• Were more likely to have access to private health care and take more advantage of screening programmes
• Were less likely to be exposed to all sorts of pollutants at home and at work
• To live in nicer or larger homes in more desirable areas and to have a more pleasant workplace environment
• And so on.
All sorts of nutrition pundits and experts, including myself, have contributed sound-bites and quotations for the media about this study. Some have suggested that the current recommendations of at least 5 portions per day should be raised to 7 or even 10-a-day
Should we go for 7-a-day or more?
It seems extremely premature to start suggesting changes in policy on the basis of one epidemiological study of this type.
Less than 10% of the sample ate more than 7-a-day and only 25% reached the current recommended 5 portions per day. A shocking 14% ate less than one portion per day and nearly 30% ate less than 3-a-day. The improvement in mortality was biggest when one went from the lowest category up through the categories to our current recommendation of 5-a-day. The additional benefit of going beyond 7-a-day was relatively small even if one takes the data at face value and ignores the unavoidable flaws with it. We should be focusing upon the bulk of the population who are falling short, often very short, of the current 5-a-day target rather than small and highly speculative benefits for those already meeting these guidelines. If successful, campaigns aimed at achieving increases in the intakes of those in the lowest categories offer hope of the greatest benefit for the greatest number.
The authors went on to try and assess the benefits of 9 different categories of foods within the broad category of fruit and vegetables. Much has been made in the media of the suggestion that those consuming lots of tinned or frozen fruit had slightly higher overall mortality.
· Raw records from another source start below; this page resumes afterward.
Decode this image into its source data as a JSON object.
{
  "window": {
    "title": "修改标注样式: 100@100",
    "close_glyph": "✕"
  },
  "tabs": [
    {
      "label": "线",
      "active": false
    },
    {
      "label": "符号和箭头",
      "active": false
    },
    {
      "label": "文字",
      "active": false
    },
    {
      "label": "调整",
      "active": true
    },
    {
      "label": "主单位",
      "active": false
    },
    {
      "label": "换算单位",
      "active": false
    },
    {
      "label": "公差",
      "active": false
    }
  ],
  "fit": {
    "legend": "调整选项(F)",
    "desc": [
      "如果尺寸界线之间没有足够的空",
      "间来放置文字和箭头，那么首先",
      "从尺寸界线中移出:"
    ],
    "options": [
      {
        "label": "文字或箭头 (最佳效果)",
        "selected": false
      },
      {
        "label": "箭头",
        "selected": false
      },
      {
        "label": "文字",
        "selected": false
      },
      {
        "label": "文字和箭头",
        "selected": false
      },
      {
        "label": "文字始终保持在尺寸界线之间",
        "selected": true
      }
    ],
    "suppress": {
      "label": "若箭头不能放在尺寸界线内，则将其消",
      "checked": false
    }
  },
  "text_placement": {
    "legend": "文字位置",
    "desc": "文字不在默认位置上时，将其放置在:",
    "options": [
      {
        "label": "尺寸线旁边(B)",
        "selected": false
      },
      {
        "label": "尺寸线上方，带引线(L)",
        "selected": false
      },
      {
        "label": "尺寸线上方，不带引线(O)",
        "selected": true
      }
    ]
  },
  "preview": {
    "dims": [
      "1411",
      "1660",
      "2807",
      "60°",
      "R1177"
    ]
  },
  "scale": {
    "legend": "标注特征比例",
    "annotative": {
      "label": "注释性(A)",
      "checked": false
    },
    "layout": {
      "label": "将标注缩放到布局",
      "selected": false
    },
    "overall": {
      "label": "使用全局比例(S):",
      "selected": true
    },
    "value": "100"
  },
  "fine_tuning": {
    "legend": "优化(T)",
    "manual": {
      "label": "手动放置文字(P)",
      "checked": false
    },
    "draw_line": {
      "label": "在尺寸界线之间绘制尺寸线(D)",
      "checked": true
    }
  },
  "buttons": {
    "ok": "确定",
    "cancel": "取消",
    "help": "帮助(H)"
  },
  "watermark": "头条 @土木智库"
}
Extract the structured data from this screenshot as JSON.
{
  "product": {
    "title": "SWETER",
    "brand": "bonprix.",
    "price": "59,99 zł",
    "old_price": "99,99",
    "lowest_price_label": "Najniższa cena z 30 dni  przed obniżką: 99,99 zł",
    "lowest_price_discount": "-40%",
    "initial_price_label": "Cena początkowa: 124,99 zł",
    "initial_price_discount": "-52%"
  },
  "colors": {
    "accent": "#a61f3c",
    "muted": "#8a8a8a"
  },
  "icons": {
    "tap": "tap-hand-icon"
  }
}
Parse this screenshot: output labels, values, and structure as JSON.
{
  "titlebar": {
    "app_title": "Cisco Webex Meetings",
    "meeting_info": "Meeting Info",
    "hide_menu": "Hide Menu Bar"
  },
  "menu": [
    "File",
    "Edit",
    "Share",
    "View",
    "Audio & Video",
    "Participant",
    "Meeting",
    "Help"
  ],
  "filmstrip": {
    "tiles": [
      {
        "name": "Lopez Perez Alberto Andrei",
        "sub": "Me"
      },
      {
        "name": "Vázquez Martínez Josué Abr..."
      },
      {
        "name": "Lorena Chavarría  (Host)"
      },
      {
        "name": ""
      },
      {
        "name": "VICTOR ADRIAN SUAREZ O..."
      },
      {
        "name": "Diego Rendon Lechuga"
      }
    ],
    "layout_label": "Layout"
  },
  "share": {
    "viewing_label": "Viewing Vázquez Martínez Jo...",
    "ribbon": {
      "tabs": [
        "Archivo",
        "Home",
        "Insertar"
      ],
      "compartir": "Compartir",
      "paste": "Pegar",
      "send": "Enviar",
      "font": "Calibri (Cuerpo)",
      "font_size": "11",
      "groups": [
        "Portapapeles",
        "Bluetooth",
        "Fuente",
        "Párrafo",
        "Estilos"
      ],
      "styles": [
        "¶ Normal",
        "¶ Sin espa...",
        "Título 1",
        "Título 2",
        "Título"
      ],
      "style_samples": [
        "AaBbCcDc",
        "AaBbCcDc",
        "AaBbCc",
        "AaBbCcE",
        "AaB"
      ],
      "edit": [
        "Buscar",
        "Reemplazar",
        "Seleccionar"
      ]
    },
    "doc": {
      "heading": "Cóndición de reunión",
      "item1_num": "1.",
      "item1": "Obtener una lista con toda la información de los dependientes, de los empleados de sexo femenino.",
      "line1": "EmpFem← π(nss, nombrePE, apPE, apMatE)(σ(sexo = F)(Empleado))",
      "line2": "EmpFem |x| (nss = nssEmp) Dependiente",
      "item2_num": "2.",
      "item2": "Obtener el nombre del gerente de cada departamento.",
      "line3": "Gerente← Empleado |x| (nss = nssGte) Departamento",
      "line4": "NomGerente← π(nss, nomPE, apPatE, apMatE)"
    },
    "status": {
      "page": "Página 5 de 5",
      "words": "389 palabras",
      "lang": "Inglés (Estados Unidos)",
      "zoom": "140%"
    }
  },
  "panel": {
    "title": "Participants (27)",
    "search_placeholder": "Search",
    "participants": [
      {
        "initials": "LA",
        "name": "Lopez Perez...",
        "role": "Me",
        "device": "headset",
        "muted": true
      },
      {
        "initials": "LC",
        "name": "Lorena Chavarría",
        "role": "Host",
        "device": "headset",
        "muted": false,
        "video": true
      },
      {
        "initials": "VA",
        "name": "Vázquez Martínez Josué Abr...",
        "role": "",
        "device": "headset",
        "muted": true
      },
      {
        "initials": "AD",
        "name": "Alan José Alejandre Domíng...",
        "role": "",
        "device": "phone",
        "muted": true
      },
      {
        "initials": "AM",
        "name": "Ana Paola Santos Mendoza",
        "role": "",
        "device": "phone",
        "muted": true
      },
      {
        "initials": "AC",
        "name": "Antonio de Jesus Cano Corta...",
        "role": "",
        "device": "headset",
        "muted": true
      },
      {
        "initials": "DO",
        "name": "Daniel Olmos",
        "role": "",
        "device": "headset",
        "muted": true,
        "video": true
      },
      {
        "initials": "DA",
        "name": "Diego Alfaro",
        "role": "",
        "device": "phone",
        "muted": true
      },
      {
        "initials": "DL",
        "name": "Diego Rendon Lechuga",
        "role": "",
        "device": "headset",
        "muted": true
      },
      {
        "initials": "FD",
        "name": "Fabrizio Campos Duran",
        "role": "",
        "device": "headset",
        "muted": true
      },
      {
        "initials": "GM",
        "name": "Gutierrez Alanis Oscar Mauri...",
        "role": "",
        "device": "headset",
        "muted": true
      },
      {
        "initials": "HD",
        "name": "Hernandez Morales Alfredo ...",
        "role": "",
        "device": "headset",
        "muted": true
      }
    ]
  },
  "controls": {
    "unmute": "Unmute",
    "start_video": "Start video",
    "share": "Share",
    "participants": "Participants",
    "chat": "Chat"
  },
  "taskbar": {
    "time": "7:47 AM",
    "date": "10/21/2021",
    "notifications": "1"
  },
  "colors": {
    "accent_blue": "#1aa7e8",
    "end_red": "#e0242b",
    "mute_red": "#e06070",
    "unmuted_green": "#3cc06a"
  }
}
I would be reluctant to draw any firm conclusions using this analysis and would certainly not want to make any practical recommendations on the basis of this observation. It is probable that those who chose to or had to eat canned and frozen fruit were very different as a group from those who eat mainly fresh produce.